"""

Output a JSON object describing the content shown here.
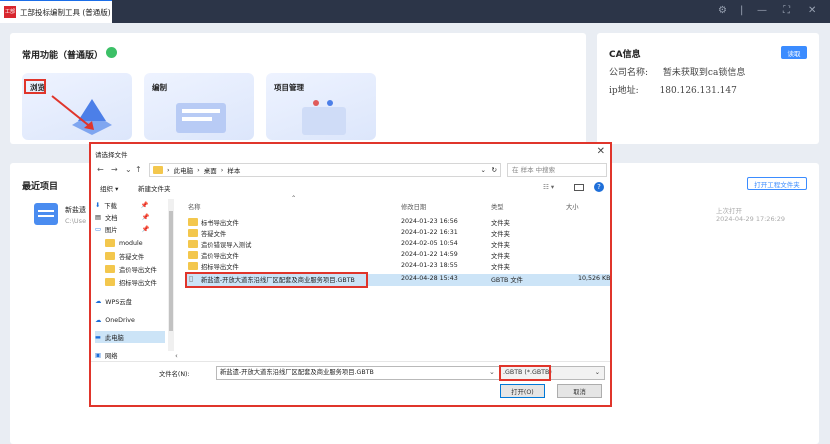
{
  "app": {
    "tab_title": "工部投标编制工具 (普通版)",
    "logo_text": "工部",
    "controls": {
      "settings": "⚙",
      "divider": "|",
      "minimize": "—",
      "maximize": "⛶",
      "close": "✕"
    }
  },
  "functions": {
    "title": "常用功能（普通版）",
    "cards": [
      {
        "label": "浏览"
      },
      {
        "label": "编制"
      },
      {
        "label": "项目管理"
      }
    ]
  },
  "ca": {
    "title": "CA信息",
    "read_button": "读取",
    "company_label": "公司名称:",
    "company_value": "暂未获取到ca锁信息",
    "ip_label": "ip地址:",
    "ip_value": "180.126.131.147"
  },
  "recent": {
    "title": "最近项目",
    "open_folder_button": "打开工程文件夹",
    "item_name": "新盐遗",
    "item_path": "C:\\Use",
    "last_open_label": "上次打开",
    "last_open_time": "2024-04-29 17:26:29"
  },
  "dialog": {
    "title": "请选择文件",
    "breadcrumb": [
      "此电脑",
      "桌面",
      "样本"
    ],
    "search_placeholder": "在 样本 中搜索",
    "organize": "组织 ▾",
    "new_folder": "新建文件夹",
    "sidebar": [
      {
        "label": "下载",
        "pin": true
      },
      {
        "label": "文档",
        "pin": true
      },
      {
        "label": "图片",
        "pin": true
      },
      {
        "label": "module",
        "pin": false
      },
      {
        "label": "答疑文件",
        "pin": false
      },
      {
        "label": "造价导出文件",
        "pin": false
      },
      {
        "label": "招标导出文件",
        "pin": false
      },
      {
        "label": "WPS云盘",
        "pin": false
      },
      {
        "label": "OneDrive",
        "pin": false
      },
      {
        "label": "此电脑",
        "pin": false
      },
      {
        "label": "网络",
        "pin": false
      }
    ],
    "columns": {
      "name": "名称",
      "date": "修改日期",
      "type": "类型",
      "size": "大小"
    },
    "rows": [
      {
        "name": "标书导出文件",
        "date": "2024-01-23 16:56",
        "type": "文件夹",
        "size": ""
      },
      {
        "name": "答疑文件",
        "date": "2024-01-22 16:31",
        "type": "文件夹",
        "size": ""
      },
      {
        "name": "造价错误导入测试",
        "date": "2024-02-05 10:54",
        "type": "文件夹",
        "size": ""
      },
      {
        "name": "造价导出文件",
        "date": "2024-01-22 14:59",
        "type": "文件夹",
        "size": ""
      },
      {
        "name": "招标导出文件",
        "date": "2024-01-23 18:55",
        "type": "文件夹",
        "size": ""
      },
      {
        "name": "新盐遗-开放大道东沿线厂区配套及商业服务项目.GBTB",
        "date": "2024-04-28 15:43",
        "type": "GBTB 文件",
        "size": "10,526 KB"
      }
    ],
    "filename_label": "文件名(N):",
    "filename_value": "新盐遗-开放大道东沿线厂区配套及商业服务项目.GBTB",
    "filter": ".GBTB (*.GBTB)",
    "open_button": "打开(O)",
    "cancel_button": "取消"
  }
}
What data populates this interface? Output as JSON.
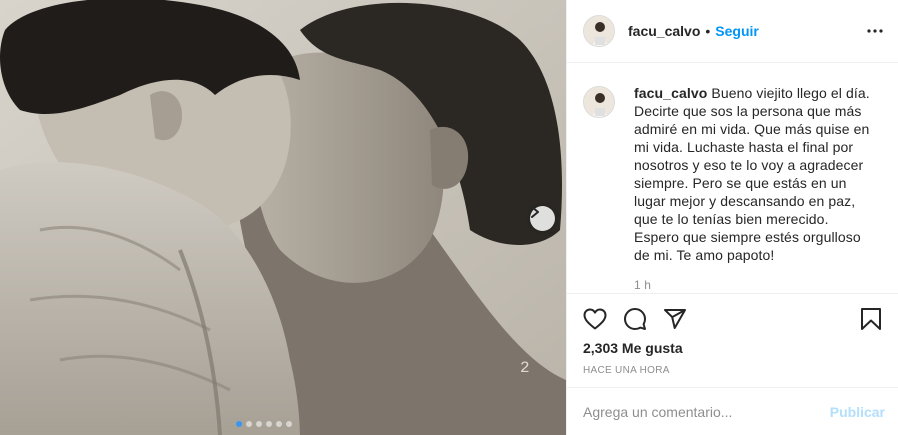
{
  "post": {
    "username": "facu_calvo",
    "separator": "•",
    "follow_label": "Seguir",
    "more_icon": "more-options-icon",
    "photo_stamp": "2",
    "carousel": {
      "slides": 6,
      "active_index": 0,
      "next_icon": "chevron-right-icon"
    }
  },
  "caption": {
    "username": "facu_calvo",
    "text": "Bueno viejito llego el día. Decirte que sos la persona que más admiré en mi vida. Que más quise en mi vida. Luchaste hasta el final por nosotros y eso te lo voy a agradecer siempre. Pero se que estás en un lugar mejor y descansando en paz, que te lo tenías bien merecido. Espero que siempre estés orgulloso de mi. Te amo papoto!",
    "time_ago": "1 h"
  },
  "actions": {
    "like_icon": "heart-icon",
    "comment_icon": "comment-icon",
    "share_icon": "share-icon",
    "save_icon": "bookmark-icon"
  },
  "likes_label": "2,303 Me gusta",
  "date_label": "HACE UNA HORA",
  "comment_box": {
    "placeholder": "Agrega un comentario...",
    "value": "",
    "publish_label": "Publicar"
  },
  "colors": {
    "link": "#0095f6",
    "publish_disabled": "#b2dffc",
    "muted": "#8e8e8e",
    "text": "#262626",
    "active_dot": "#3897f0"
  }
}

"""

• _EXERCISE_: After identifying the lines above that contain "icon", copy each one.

• _THE ANSWER_:
    "more_icon": "more-options-icon",
      "next_icon": "chevron-right-icon"
    "like_icon": "heart-icon",
    "comment_icon": "comment-icon",
    "share_icon": "share-icon",
    "save_icon": "bookmark-icon"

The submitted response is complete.